A 20-year historical photoanalysis, encompassing the effects of several major storms, was performed for Fire Island Inlet, New York. The locations of shoals, channels, shorelines, berm crests, and dune scarps were digitized from 18 semicontrolled photomosaics (post-1962). These digitized data then were analyzed to rectify photos to identical scales, compute areas of inlet morphologic components, and determine the geographic frequency for both ebb-tidal deltas and flood-tidal deltas.

The growth or attrition of intertidal component features occurs by two modes of sediment influx. Mode 1 is evidenced by the area of the updrift spit being inversely proportional to the size of the main ebb-tidal delta. Sand deposited on the ebb-tidal delta is eroded from the updrift spit by waves and longshore currents; the spit elongates and becomes welded to the ebb-tidal delta until breaching causes the distal end of the spit to become part of the ebb-tidal delta.

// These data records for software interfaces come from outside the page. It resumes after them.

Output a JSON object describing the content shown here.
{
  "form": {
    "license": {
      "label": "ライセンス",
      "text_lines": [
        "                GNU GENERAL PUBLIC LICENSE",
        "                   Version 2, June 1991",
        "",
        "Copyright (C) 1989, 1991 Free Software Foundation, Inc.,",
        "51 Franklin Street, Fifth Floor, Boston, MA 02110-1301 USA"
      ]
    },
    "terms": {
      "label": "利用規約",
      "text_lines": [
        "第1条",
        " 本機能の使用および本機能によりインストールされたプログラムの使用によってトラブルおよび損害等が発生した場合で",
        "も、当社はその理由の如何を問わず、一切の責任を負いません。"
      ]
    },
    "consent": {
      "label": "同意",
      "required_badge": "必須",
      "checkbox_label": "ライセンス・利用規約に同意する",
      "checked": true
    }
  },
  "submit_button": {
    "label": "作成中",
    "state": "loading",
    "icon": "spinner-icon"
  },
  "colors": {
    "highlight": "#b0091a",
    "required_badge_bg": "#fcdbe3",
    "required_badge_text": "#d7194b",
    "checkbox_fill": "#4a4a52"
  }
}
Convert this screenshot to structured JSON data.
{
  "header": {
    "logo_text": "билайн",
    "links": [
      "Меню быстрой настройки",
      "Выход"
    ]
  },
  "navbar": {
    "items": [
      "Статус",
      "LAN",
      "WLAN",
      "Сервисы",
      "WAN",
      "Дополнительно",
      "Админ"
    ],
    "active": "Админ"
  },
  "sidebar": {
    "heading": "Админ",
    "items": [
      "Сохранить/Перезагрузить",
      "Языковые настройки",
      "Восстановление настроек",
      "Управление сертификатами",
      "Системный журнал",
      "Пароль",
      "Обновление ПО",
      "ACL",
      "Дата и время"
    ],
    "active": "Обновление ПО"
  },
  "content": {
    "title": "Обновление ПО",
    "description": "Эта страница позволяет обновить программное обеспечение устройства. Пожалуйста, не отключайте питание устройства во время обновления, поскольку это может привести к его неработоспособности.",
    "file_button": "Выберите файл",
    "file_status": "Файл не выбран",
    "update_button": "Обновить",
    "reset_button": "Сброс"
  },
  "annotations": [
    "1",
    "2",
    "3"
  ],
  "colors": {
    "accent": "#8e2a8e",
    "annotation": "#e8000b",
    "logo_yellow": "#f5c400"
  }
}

Mode 2 is related to a net influx of sand to the system as a whole, caused by an increase in gross longshore-transport rate. The influx is distributed among all inlet intertidal component features in amounts proportional to their areal extent. Sand exchange between components commonly occurs in this dynamic equilibrium mo e, but not at the net expense of any given component. The exposed and protected beaches respond in opposite ways to storm conditions; during storms, the ocean beaches are eroded, whereas beaches within and behind the inlet apparently store sand. The trend is reversed during periods of calm.

Comparison of these data to photointerpretive investigations of other inlets supports two conclusions about the gross stability and sediment budgets of tidal inlets: (1) tidal inlets are long-term sediment sinks only if the inlet migrates alongshore, providing new depocenters for flood-tidal deltas; (2) the shoreline and tidal-delta configurations of an inlet system display less variability when the inlet is subject to high ratios of net to gross longshore-transport rate, even though the inlet is more likely to migrate.

AAPG Search and Discovery Article #90968©1977 AAPG-SEPM Annual Convention and Exhibition, Washington, DC